→ What to produce
Where in the data below does the word "this" appear? Copy each line that holds it.

→ Input records
↓↓↓

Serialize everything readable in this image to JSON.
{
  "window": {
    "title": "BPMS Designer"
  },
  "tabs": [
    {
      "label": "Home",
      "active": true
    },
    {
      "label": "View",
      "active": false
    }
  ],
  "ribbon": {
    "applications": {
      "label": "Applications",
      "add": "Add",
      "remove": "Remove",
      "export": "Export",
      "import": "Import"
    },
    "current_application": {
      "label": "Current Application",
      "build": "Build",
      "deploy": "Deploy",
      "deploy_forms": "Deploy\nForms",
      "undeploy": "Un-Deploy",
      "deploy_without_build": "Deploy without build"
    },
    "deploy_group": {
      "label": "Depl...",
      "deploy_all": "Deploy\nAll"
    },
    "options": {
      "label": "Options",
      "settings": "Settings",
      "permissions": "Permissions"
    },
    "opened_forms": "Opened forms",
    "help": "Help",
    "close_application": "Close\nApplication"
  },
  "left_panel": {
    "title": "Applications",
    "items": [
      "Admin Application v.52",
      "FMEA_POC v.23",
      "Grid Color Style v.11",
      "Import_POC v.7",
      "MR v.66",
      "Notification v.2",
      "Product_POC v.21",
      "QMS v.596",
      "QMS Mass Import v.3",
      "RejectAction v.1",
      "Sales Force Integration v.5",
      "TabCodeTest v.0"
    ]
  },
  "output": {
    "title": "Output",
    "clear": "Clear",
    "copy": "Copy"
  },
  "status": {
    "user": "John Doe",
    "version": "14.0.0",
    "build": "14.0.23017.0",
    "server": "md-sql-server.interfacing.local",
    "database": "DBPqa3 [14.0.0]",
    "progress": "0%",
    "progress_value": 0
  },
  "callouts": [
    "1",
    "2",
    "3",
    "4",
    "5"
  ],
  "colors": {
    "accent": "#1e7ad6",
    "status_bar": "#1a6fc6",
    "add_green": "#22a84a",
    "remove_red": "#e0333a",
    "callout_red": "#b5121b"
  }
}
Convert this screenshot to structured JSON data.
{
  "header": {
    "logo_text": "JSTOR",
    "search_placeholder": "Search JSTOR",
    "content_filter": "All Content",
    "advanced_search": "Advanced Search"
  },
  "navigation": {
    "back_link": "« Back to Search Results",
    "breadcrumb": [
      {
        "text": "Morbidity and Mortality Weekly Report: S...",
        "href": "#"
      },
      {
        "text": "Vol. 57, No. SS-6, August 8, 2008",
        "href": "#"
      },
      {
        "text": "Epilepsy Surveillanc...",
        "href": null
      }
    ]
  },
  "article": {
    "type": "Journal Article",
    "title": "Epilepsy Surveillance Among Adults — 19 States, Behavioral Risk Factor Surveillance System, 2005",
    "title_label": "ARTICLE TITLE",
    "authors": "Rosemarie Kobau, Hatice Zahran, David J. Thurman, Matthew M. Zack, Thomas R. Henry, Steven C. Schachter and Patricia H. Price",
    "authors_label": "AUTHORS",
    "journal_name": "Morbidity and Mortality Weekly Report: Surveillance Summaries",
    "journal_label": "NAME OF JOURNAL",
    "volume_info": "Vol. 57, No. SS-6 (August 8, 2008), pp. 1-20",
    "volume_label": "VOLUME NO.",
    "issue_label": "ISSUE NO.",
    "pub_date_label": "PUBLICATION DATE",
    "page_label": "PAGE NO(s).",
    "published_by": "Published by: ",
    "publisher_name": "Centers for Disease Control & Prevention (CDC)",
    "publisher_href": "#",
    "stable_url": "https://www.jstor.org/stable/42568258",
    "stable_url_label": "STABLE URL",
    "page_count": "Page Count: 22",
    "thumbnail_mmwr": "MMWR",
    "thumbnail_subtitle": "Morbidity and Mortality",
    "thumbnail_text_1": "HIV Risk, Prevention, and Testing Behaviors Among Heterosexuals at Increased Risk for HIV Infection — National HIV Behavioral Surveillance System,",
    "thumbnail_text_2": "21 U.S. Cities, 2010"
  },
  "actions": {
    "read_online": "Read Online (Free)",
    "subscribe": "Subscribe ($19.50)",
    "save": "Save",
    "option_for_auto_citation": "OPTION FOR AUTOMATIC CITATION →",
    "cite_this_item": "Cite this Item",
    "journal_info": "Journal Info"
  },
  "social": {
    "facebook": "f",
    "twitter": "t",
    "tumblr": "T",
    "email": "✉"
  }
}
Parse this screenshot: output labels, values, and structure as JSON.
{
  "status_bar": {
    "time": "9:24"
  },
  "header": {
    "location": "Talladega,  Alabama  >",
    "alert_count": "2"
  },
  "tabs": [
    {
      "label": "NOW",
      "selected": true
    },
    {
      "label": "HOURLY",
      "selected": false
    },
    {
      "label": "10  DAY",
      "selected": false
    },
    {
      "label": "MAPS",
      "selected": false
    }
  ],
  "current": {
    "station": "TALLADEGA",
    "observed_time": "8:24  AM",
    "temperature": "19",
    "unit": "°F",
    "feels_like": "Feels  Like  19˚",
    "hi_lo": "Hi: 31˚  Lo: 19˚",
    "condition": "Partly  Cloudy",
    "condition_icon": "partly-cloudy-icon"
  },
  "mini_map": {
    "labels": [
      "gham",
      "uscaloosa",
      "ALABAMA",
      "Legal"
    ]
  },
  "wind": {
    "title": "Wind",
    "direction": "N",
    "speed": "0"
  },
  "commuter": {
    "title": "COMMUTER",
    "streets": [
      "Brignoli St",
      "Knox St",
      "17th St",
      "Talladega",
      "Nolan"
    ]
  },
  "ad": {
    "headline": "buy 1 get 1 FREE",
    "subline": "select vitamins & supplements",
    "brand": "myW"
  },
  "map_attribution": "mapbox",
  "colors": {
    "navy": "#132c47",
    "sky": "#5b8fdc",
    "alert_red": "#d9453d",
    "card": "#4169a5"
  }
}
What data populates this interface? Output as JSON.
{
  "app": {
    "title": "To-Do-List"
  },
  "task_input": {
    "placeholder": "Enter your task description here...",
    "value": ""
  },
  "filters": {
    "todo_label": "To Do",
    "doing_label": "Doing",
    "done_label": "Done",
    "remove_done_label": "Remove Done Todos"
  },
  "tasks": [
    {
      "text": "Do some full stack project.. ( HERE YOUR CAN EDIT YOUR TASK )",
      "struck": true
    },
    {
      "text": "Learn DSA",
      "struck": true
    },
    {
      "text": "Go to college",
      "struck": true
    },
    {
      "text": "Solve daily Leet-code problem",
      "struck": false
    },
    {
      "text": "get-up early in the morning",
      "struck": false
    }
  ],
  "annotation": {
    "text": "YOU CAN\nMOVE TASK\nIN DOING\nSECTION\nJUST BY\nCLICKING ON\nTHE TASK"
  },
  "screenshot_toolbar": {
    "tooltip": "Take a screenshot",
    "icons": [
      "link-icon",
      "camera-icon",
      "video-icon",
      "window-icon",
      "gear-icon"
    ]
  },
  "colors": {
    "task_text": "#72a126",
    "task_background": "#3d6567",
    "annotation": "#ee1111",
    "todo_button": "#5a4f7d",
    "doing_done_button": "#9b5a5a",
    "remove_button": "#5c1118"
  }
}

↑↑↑

→ Exercise answer
Serialize everything readable in this image to JSON.
Convert this screenshot to structured JSON data.
    "cite_this_item": "Cite this Item",
Parse this screenshot: output labels, values, and structure as JSON.
What data populates this interface? Output as JSON.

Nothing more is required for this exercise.